FPW: We heard a great presentation by Ian Heller yesterday. Some of what he talked about was pretty scary stuff, though. He said that distributors must be laser-focused on marketing their value-added services, due to encroaching competition from Amazon and the like. What is NAHAD doing for your members to help train them to deal with what’s coming in the next 5 or 10 years?
Mullins: Our focus is a lot of providing them the education to know what’s ahead — as best as any of us can predict. To have people like Ian, who also does webinars for NAHAD members, to help them kind of understand forecasting and understanding what supply chain challenges are out there and really understanding what other types of different disruptors they have in front of them. It’s really for us to get as much information to them as possible.
Then it’s up to them to prove what their value is going to be. Distributors do work that nobody else is going to do for a customer. There is inherent value in that — that you can’t replace. It’s showing them how to better educate and market that message. I think that is something that we try to do at NAHAD.
FPW: Are there any other issues that you hear consistently from your members, things that keep them up at night? What are distributors most worried about today?
Mullins: It really boils down to two key elements with them. It is supply chain and it is personnel.
None of us, our own company included, can hire and retain as many people for the work that we all have going on right now. How do you keep and retain the employees that you have and keep them from burning out? How are you attractive enough to that next employee to bring them in? I heard the other day that McDonald’s is offering $50 to simply interview, not even to take the job, simply to get people to come in and interview. This is everywhere. When you’re looking at manufacturing and warehouses, what can you incentivize to encourage that employee to really take that job and stay there?

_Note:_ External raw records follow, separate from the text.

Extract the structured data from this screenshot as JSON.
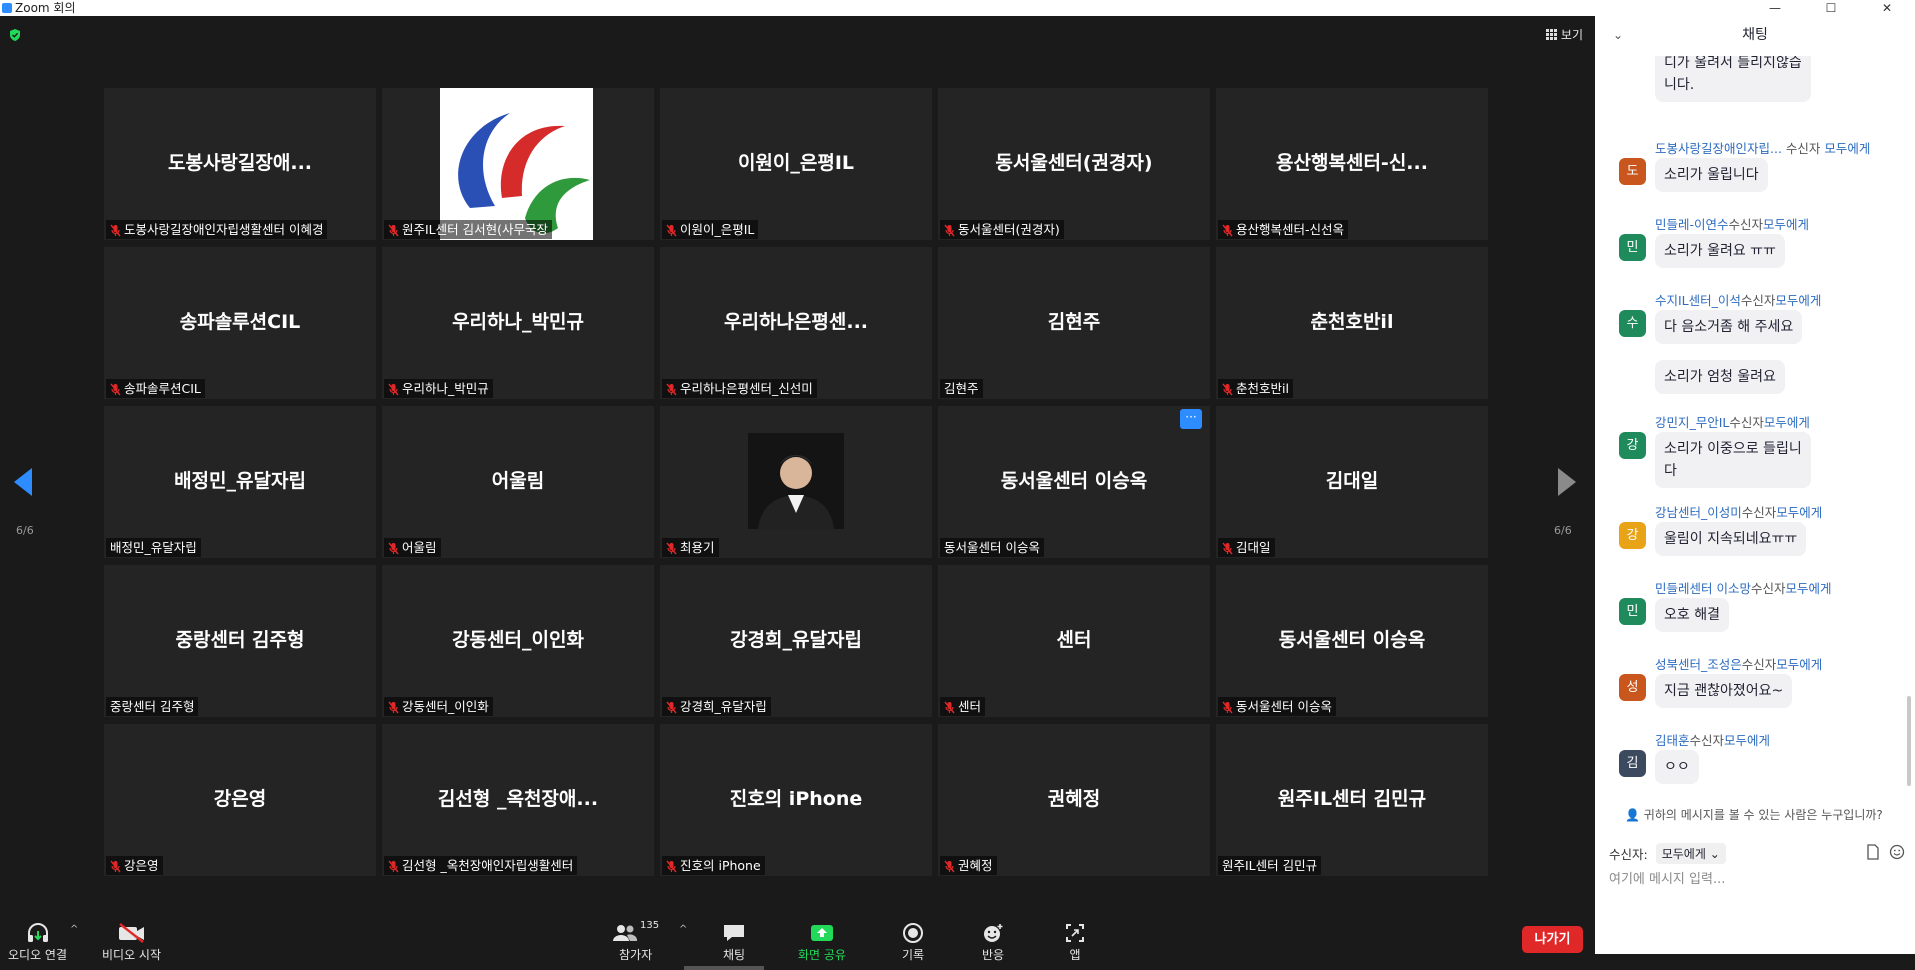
{
  "window": {
    "title": "Zoom 회의",
    "controls": [
      "—",
      "☐",
      "✕"
    ]
  },
  "meeting": {
    "view_label": "보기",
    "page_indicator_left": "6/6",
    "page_indicator_right": "6/6"
  },
  "tiles": [
    {
      "big": "도봉사랑길장애...",
      "label": "도봉사랑길장애인자립생활센터 이혜경",
      "muted": true
    },
    {
      "big": "",
      "label": "원주IL센터 김서현(사무국장",
      "muted": true
    },
    {
      "big": "이원이_은평IL",
      "label": "이원이_은평IL",
      "muted": true
    },
    {
      "big": "동서울센터(권경자)",
      "label": "동서울센터(권경자)",
      "muted": true
    },
    {
      "big": "용산행복센터-신...",
      "label": "용산행복센터-신선옥",
      "muted": true
    },
    {
      "big": "송파솔루션CIL",
      "label": "송파솔루션CIL",
      "muted": true
    },
    {
      "big": "우리하나_박민규",
      "label": "우리하나_박민규",
      "muted": true
    },
    {
      "big": "우리하나은평센...",
      "label": "우리하나은평센터_신선미",
      "muted": true
    },
    {
      "big": "김현주",
      "label": "김현주",
      "muted": false
    },
    {
      "big": "춘천호반il",
      "label": "춘천호반il",
      "muted": true
    },
    {
      "big": "배정민_유달자립",
      "label": "배정민_유달자립",
      "muted": false
    },
    {
      "big": "어울림",
      "label": "어울림",
      "muted": true
    },
    {
      "big": "",
      "label": "최용기",
      "muted": true
    },
    {
      "big": "동서울센터 이승옥",
      "label": "동서울센터 이승옥",
      "muted": false
    },
    {
      "big": "김대일",
      "label": "김대일",
      "muted": true
    },
    {
      "big": "중랑센터 김주형",
      "label": "중랑센터 김주형",
      "muted": false
    },
    {
      "big": "강동센터_이인화",
      "label": "강동센터_이인화",
      "muted": true
    },
    {
      "big": "강경희_유달자립",
      "label": "강경희_유달자립",
      "muted": true
    },
    {
      "big": "센터",
      "label": "센터",
      "muted": true
    },
    {
      "big": "동서울센터 이승옥",
      "label": "동서울센터 이승옥",
      "muted": true
    },
    {
      "big": "강은영",
      "label": "강은영",
      "muted": true
    },
    {
      "big": "김선형 _옥천장애...",
      "label": "김선형 _옥천장애인자립생활센터",
      "muted": true
    },
    {
      "big": "진호의 iPhone",
      "label": "진호의 iPhone",
      "muted": true
    },
    {
      "big": "권혜정",
      "label": "권혜정",
      "muted": true
    },
    {
      "big": "원주IL센터 김민규",
      "label": "원주IL센터 김민규",
      "muted": false
    }
  ],
  "toolbar": {
    "audio": "오디오 연결",
    "video": "비디오 시작",
    "participants": "참가자",
    "participants_count": "135",
    "chat": "채팅",
    "share": "화면 공유",
    "record": "기록",
    "reactions": "반응",
    "apps": "앱",
    "leave": "나가기"
  },
  "chat": {
    "title": "채팅",
    "partial_text_1": "디가 울려서 들리지않습",
    "partial_text_2": "니다.",
    "messages": [
      {
        "name": "도봉사랑길장애인자립...",
        "to_prefix": " 수신자 ",
        "to": "모두에게",
        "avatar": "도",
        "color": "#c9561d",
        "lines": [
          "소리가 울립니다"
        ]
      },
      {
        "name": "민들레-이연수",
        "to_prefix": "수신자",
        "to": "모두에게",
        "avatar": "민",
        "color": "#1f8a5b",
        "lines": [
          "소리가 울려요 ㅠㅠ"
        ]
      },
      {
        "name": "수지IL센터_이석",
        "to_prefix": "수신자",
        "to": "모두에게",
        "avatar": "수",
        "color": "#1f8a5b",
        "lines": [
          "다 음소거좀 해 주세요",
          "소리가 엄청 울려요"
        ]
      },
      {
        "name": "강민지_무안IL",
        "to_prefix": "수신자",
        "to": "모두에게",
        "avatar": "강",
        "color": "#1f8a5b",
        "lines": [
          "소리가 이중으로 들립니",
          "다"
        ]
      },
      {
        "name": "강남센터_이성미",
        "to_prefix": "수신자",
        "to": "모두에게",
        "avatar": "강",
        "color": "#e8a317",
        "lines": [
          "울림이 지속되네요ㅠㅠ"
        ]
      },
      {
        "name": "민들레센터 이소망",
        "to_prefix": "수신자",
        "to": "모두에게",
        "avatar": "민",
        "color": "#1f8a5b",
        "lines": [
          "오호 해결"
        ]
      },
      {
        "name": "성북센터_조성은",
        "to_prefix": "수신자",
        "to": "모두에게",
        "avatar": "성",
        "color": "#c9561d",
        "lines": [
          "지금 괜찮아졌어요~"
        ]
      },
      {
        "name": "김태훈",
        "to_prefix": "수신자",
        "to": "모두에게",
        "avatar": "김",
        "color": "#3b4a5e",
        "lines": [
          "ㅇㅇ"
        ]
      }
    ],
    "who_can_see": "귀하의 메시지를 볼 수 있는 사람은 누구입니까?",
    "to_label": "수신자:",
    "to_value": "모두에게",
    "input_placeholder": "여기에 메시지 입력..."
  },
  "colors": {
    "accent": "#2d8cff",
    "leave": "#e02828",
    "share": "#23d959",
    "tile_bg": "#242424"
  }
}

Then supply chain. Connor Lokar did the opening talk, the economic presentation. He spoke a lot about supply chain. It’s going to be a year. I mean, that is what every economic prediction says now. Demand won’t normalize until June of next year. We just had just this influx of demand with such a limited supply, given everything that the pandemic produced. That’s a lot of what they’re trying to balance, as well as — how do you get your customers to understand that and know that it’s not going to be overnight, and this isn’t going to be fixed. How do you mitigate and work through it?

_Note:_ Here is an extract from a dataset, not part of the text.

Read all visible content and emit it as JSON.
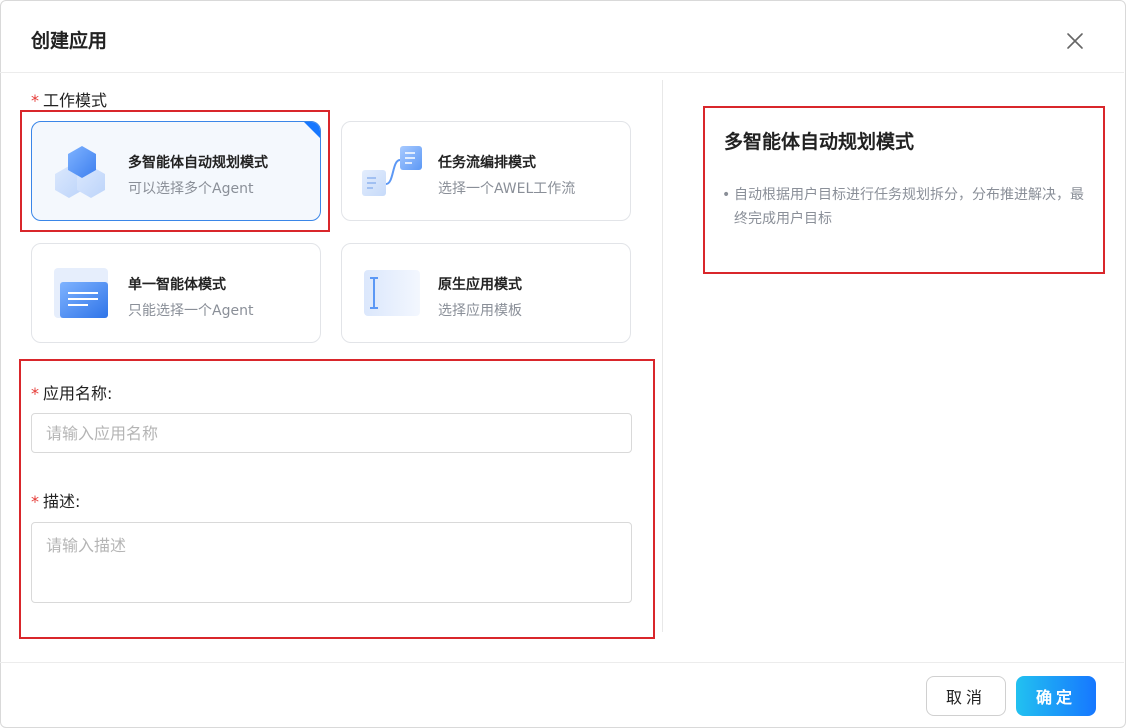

FPW: You just announced the May 14-18, 2022 dates for the Annual Conference in Miami next year. What can attendees expect in 2022?
Mullins: People are super excited about Miami. The largest Convention they had ever held was in Miami in 2015. They love the location. We’re right on the beach.

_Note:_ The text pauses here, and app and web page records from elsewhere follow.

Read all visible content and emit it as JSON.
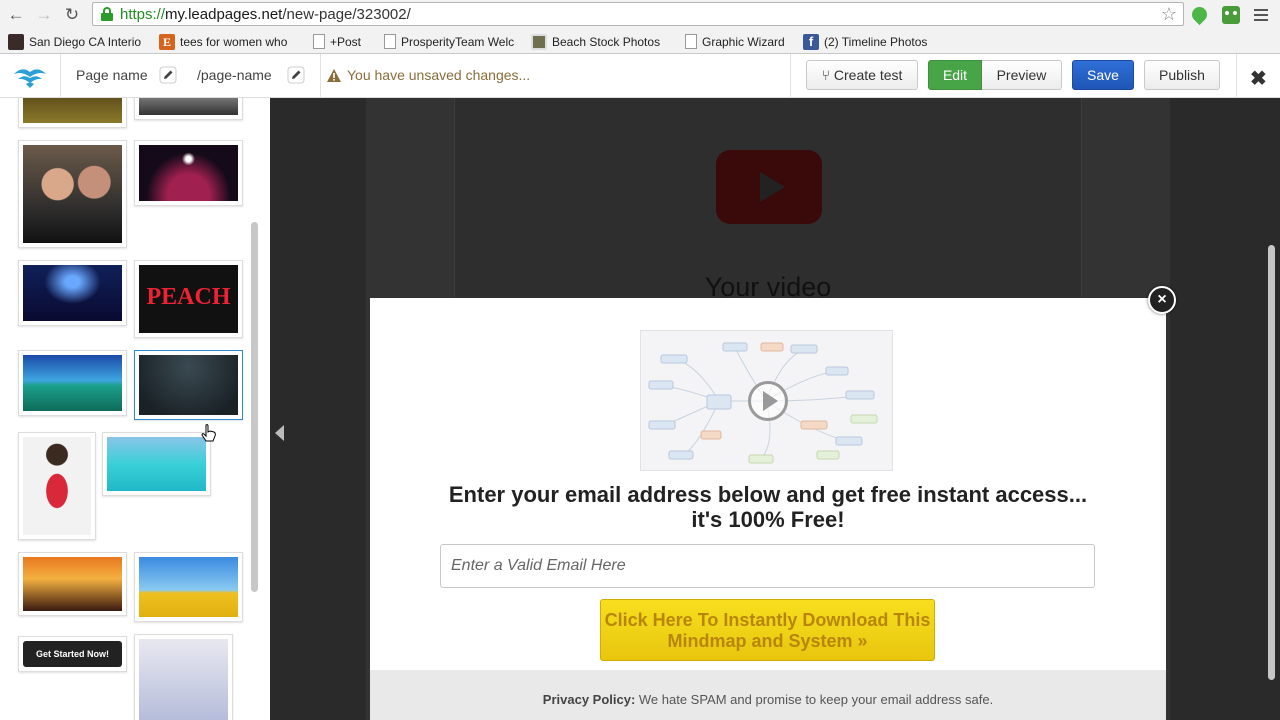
{
  "browser": {
    "url_scheme": "https://",
    "url_host": "my.leadpages.net",
    "url_path": "/new-page/323002/"
  },
  "bookmarks": [
    {
      "label": "San Diego CA Interio",
      "icon": "dark-favicon"
    },
    {
      "label": "tees for women who",
      "icon": "etsy-favicon"
    },
    {
      "label": "+Post",
      "icon": "page-icon"
    },
    {
      "label": "ProsperityTeam Welc",
      "icon": "page-icon"
    },
    {
      "label": "Beach Stock Photos",
      "icon": "photo-favicon"
    },
    {
      "label": "Graphic Wizard",
      "icon": "page-icon"
    },
    {
      "label": "(2) Timeline Photos",
      "icon": "facebook-favicon"
    }
  ],
  "header": {
    "page_name": "Page name",
    "page_slug": "/page-name",
    "warning": "You have unsaved changes...",
    "create_test": "Create test",
    "create_test_glyph": "⑂",
    "edit": "Edit",
    "preview": "Preview",
    "save": "Save",
    "publish": "Publish",
    "close_glyph": "✖"
  },
  "sidebar": {
    "thumb_label_get_started": "Get Started Now!",
    "thumb_label_peach": "PEACH"
  },
  "canvas": {
    "video_title": "Your video"
  },
  "modal": {
    "close_glyph": "×",
    "headline_line1": "Enter your email address below and get free instant access...",
    "headline_line2": "it's 100% Free!",
    "email_placeholder": "Enter a Valid Email Here",
    "cta_line1": "Click Here To Instantly Download This",
    "cta_line2": "Mindmap and System »",
    "privacy_label": "Privacy Policy:",
    "privacy_text": " We hate SPAM and promise to keep your email address safe."
  },
  "colors": {
    "edit_green": "#47a447",
    "save_blue": "#1f56b6",
    "cta_yellow": "#f7df1e",
    "canvas_dark": "#2a2a2a"
  }
}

We have deliberately, for this year’s program, built in downtime. We want to let people do what they want to do. Again, it’s listening to our customers tell us what they want instead of telling them, “Go to an education session. Go do this.” Right? Because they want to connect. They want to conduct their business meetings. They want to meet one-on-one and have sales meetings, those sorts of things. We will continue to build that into our program.
I do think that this NAHAD is going to bust at the seams because of the pent-up demand of people who couldn’t be here, including all my international members. I’m missing at least 20-25% of attendees from Europe, Asia, Canada, who couldn’t travel. All of them have said, “We will see you next year. We will see you next year.” I expect it to be one heck of a party for everybody.